▶ WHAT IS NEEDED:
Repeat every record exactly.

▶ SUPPLIED INFORMATION:
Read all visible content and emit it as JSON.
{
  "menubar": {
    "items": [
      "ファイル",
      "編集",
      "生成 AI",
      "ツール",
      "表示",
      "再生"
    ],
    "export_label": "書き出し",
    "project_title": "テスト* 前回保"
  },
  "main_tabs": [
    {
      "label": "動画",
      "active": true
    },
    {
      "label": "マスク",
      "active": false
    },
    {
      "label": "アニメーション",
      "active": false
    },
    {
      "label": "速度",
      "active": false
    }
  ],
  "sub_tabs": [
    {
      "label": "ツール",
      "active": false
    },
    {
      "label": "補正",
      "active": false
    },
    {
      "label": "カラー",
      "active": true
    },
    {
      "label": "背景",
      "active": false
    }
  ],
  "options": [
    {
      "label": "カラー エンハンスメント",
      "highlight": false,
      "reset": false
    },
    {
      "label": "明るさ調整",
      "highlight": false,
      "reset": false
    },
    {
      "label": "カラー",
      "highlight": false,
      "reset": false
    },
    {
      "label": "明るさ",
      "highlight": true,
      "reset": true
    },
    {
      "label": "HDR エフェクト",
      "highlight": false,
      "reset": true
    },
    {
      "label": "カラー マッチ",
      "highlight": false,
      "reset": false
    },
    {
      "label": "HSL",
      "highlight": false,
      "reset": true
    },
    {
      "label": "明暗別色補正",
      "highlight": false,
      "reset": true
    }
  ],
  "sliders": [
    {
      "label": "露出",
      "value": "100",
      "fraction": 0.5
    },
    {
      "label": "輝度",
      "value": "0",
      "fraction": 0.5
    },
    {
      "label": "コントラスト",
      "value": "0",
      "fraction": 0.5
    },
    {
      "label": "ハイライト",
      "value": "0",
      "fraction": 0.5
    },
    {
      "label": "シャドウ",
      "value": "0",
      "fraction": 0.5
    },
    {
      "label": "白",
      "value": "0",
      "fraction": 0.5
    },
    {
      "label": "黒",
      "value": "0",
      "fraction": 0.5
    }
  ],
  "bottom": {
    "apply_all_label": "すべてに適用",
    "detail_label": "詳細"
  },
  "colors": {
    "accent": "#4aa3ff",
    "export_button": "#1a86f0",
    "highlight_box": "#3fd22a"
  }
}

▶ SOLUTION TO THE EXERCISE:
Read all visible content and emit it as JSON.
{
  "menubar": {
    "items": [
      "ファイル",
      "編集",
      "生成 AI",
      "ツール",
      "表示",
      "再生"
    ],
    "export_label": "書き出し",
    "project_title": "テスト* 前回保"
  },
  "main_tabs": [
    {
      "label": "動画",
      "active": true
    },
    {
      "label": "マスク",
      "active": false
    },
    {
      "label": "アニメーション",
      "active": false
    },
    {
      "label": "速度",
      "active": false
    }
  ],
  "sub_tabs": [
    {
      "label": "ツール",
      "active": false
    },
    {
      "label": "補正",
      "active": false
    },
    {
      "label": "カラー",
      "active": true
    },
    {
      "label": "背景",
      "active": false
    }
  ],
  "options": [
    {
      "label": "カラー エンハンスメント",
      "highlight": false,
      "reset": false
    },
    {
      "label": "明るさ調整",
      "highlight": false,
      "reset": false
    },
    {
      "label": "カラー",
      "highlight": false,
      "reset": false
    },
    {
      "label": "明るさ",
      "highlight": true,
      "reset": true
    },
    {
      "label": "HDR エフェクト",
      "highlight": false,
      "reset": true
    },
    {
      "label": "カラー マッチ",
      "highlight": false,
      "reset": false
    },
    {
      "label": "HSL",
      "highlight": false,
      "reset": true
    },
    {
      "label": "明暗別色補正",
      "highlight": false,
      "reset": true
    }
  ],
  "sliders": [
    {
      "label": "露出",
      "value": "100",
      "fraction": 0.5
    },
    {
      "label": "輝度",
      "value": "0",
      "fraction": 0.5
    },
    {
      "label": "コントラスト",
      "value": "0",
      "fraction": 0.5
    },
    {
      "label": "ハイライト",
      "value": "0",
      "fraction": 0.5
    },
    {
      "label": "シャドウ",
      "value": "0",
      "fraction": 0.5
    },
    {
      "label": "白",
      "value": "0",
      "fraction": 0.5
    },
    {
      "label": "黒",
      "value": "0",
      "fraction": 0.5
    }
  ],
  "bottom": {
    "apply_all_label": "すべてに適用",
    "detail_label": "詳細"
  },
  "colors": {
    "accent": "#4aa3ff",
    "export_button": "#1a86f0",
    "highlight_box": "#3fd22a"
  }
}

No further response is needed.